Read the records and gather each line that includes "Calories".

Stored items from a collection:
^^^^^^^^

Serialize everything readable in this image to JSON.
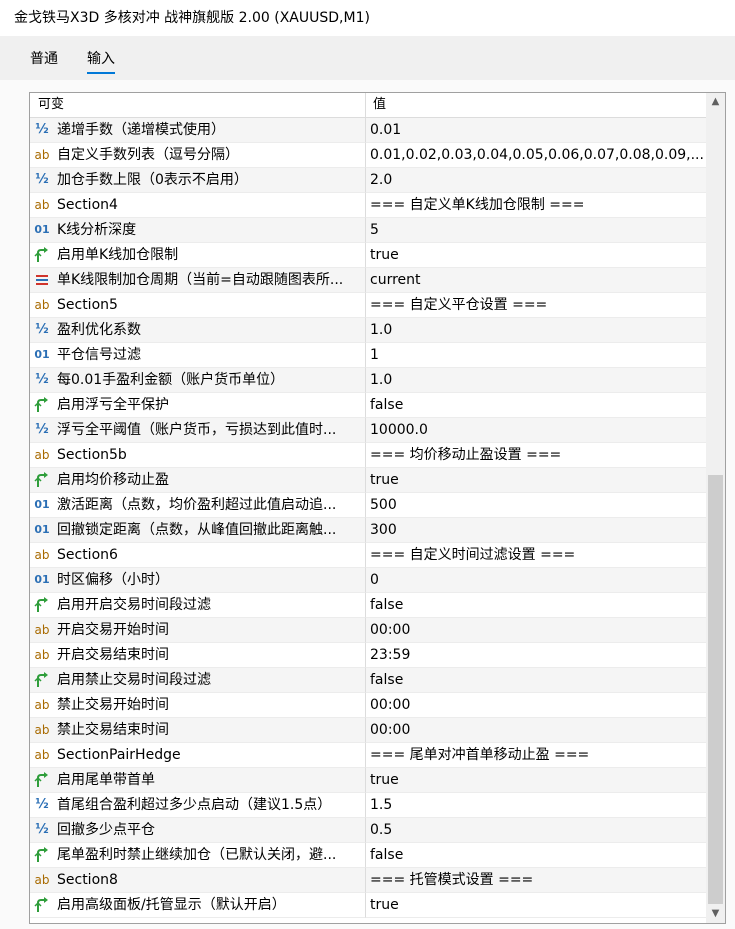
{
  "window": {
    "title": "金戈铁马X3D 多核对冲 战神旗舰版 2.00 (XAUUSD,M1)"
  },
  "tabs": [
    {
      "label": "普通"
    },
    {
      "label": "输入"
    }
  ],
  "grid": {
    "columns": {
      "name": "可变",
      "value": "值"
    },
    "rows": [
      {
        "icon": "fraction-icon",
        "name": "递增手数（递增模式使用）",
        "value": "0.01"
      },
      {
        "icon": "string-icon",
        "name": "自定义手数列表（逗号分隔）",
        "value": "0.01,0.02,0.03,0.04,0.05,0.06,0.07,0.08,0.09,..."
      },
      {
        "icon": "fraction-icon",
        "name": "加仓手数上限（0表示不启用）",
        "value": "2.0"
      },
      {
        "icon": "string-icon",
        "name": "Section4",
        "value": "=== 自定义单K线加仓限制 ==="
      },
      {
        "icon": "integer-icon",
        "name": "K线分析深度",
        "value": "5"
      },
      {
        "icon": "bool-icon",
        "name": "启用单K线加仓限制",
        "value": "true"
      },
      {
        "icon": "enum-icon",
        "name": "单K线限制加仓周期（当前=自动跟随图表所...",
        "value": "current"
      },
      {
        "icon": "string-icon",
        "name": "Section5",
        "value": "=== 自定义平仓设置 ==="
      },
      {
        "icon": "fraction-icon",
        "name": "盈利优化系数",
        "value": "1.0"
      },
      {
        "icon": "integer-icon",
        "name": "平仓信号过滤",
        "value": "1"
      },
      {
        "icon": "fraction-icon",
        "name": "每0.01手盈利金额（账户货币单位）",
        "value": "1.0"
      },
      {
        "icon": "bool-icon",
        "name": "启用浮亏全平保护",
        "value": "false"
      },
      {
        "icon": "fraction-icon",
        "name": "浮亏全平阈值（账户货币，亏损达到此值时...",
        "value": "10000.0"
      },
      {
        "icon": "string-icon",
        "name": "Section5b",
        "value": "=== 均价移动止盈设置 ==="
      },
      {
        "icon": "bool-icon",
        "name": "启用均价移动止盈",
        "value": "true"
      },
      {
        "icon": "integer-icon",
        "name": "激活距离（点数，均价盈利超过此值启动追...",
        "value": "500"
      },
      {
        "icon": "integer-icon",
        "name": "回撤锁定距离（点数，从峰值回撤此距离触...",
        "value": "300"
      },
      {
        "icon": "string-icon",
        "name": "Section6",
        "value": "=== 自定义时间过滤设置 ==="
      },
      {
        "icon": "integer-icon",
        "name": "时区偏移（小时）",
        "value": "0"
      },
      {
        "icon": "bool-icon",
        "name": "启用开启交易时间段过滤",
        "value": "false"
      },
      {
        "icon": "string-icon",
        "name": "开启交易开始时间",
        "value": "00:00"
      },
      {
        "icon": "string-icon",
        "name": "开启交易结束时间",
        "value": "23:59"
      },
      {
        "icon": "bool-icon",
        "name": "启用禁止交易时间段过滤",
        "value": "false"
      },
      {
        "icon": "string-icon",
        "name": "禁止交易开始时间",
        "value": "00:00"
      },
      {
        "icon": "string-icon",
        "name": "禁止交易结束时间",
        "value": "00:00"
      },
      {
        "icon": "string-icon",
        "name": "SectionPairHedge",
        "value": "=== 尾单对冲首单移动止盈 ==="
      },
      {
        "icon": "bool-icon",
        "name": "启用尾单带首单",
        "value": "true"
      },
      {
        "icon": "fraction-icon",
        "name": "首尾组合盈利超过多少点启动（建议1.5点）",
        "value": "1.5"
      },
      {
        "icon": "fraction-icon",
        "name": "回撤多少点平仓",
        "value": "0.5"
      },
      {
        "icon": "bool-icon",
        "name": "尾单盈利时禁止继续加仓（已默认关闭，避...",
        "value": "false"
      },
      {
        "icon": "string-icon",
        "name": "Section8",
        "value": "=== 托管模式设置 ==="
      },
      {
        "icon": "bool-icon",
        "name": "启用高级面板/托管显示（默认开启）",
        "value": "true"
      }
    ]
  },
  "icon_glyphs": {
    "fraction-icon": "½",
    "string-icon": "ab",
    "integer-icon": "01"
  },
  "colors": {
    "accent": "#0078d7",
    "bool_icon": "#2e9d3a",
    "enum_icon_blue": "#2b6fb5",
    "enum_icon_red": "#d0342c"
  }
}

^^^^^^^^

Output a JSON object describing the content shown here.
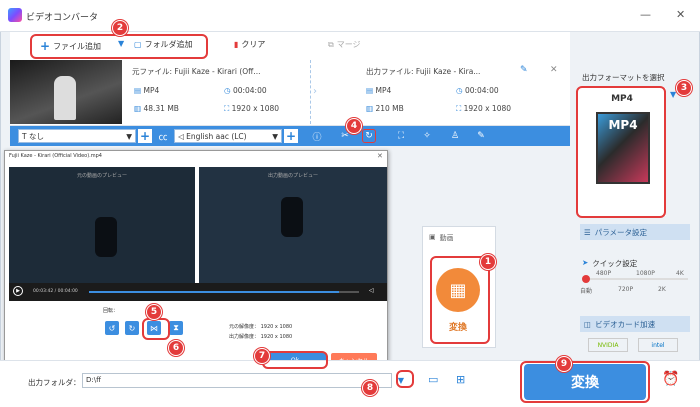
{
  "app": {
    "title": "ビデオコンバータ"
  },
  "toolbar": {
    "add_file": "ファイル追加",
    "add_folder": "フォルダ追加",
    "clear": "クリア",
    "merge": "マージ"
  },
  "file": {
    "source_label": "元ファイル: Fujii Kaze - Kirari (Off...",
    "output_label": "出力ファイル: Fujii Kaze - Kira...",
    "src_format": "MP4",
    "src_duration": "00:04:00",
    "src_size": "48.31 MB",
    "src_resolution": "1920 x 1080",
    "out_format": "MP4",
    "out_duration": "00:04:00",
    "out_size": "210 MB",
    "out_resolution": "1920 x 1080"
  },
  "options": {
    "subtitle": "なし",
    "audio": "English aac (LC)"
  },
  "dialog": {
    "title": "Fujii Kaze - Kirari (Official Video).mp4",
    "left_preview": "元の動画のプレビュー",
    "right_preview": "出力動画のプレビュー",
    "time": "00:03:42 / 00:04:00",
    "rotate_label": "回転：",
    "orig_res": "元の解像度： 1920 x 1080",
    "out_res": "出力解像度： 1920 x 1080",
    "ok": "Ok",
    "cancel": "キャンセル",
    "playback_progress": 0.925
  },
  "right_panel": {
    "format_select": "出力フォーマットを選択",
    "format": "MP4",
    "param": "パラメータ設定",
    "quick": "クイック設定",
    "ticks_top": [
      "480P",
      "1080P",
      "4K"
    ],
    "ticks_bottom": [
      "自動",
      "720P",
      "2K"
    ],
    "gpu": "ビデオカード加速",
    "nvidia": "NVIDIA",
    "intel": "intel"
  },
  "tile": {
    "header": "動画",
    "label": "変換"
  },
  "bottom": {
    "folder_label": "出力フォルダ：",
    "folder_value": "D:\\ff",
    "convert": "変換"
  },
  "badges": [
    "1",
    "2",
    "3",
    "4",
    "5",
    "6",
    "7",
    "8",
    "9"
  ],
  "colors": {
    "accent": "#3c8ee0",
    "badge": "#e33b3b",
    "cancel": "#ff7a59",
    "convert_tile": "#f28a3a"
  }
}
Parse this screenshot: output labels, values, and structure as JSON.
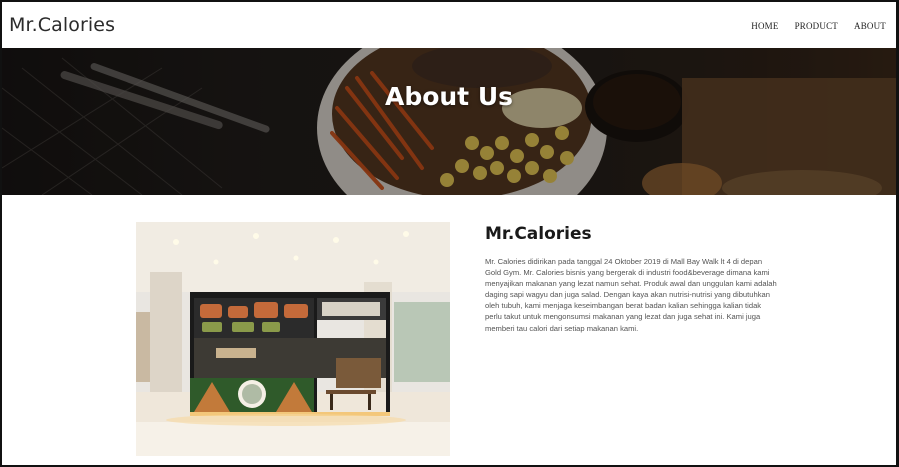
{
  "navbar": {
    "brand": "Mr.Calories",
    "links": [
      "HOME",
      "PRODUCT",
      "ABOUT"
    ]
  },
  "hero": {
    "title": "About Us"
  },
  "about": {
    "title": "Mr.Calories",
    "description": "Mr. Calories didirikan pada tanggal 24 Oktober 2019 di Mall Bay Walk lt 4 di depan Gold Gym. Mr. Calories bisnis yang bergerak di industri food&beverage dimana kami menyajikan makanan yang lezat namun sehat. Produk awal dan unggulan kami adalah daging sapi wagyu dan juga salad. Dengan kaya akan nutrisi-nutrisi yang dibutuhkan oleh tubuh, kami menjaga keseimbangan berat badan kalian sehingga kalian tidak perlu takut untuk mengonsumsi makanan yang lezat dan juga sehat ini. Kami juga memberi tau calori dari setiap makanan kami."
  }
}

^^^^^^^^

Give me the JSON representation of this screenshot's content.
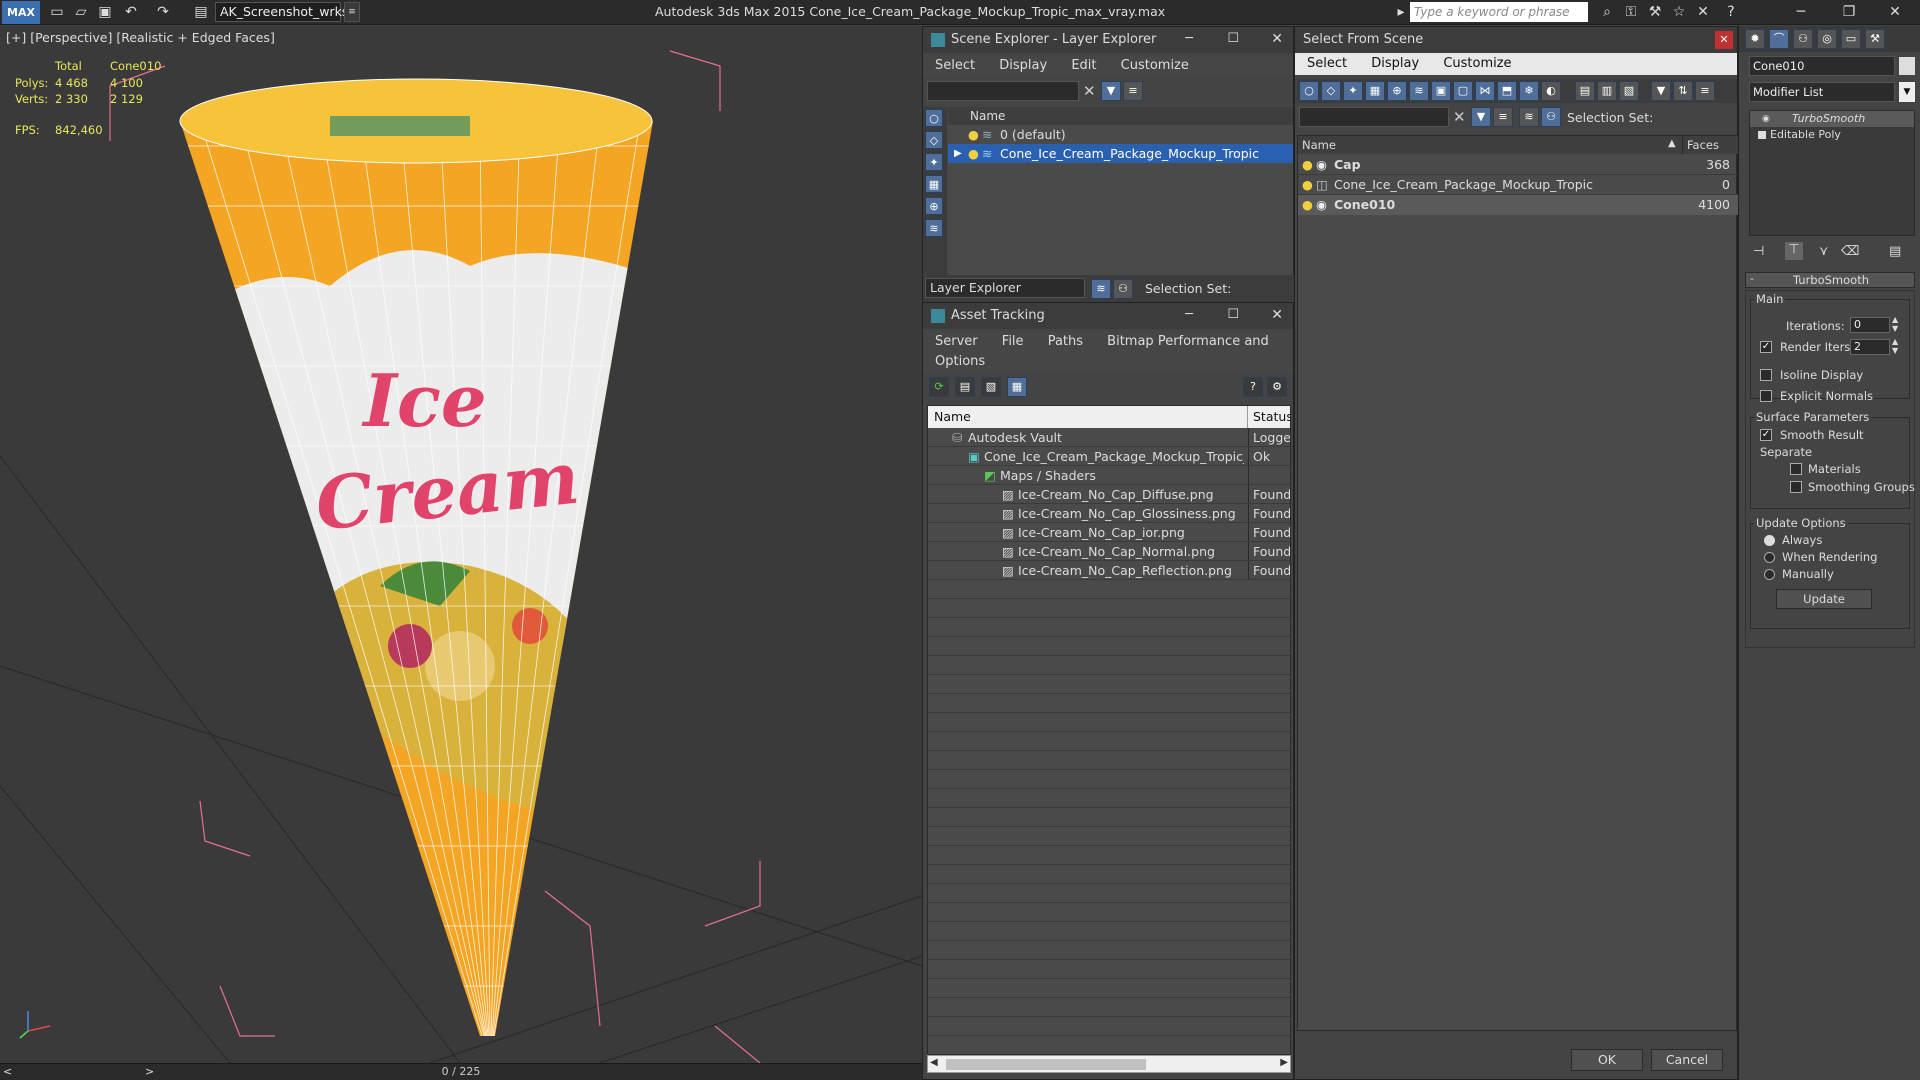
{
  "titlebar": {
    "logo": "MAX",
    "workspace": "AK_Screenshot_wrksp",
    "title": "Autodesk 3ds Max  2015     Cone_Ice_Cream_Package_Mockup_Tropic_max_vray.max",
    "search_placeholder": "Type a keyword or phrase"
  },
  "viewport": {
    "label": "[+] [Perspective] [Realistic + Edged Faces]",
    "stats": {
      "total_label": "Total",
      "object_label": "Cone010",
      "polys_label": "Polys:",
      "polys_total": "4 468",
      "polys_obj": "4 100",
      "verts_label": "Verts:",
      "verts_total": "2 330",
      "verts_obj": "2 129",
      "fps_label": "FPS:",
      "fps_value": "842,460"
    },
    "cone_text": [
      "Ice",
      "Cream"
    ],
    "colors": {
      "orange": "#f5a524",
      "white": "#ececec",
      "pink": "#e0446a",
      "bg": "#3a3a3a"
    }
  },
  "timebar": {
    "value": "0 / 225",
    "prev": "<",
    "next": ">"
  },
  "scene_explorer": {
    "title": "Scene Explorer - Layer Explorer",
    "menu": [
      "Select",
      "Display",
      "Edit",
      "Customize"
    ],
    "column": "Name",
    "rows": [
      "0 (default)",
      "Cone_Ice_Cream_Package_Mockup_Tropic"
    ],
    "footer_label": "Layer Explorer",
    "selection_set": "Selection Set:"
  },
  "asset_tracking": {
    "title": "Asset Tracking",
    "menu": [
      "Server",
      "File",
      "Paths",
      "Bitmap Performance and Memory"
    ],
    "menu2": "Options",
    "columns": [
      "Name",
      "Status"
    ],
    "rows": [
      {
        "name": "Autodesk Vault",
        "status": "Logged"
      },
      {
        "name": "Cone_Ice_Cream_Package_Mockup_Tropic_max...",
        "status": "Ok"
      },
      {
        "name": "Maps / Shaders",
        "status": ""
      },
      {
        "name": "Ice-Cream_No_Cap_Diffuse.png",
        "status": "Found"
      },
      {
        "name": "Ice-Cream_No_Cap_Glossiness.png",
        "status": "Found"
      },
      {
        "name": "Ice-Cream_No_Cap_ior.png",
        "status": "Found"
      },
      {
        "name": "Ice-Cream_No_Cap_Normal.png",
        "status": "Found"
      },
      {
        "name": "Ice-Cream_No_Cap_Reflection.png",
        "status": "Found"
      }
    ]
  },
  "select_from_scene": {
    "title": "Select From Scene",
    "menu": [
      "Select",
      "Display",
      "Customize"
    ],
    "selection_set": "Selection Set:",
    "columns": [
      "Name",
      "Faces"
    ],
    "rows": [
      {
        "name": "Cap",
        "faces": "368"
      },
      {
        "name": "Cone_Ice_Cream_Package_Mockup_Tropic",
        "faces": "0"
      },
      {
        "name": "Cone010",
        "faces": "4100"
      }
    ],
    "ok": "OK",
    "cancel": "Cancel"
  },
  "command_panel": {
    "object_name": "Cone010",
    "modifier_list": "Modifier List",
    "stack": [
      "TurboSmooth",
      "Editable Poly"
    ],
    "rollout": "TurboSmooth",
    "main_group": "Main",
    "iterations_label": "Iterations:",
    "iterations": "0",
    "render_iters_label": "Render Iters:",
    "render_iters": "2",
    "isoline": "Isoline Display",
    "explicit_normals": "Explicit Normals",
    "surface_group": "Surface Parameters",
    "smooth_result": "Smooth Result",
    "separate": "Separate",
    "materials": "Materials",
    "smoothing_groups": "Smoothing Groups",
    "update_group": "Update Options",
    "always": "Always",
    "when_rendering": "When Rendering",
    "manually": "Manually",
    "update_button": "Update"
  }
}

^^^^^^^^

Output of the exercise ::
    "brand": "Mr.Calories",
    "title": "Mr.Calories",
    "description": "Mr. Calories didirikan pada tanggal 24 Oktober 2019 di Mall Bay Walk lt 4 di depan Gold Gym. Mr. Calories bisnis yang bergerak di industri food&beverage dimana kami menyajikan makanan yang lezat namun sehat. Produk awal dan unggulan kami adalah daging sapi wagyu dan juga salad. Dengan kaya akan nutrisi-nutrisi yang dibutuhkan oleh tubuh, kami menjaga keseimbangan berat badan kalian sehingga kalian tidak perlu takut untuk mengonsumsi makanan yang lezat dan juga sehat ini. Kami juga memberi tau calori dari setiap makanan kami."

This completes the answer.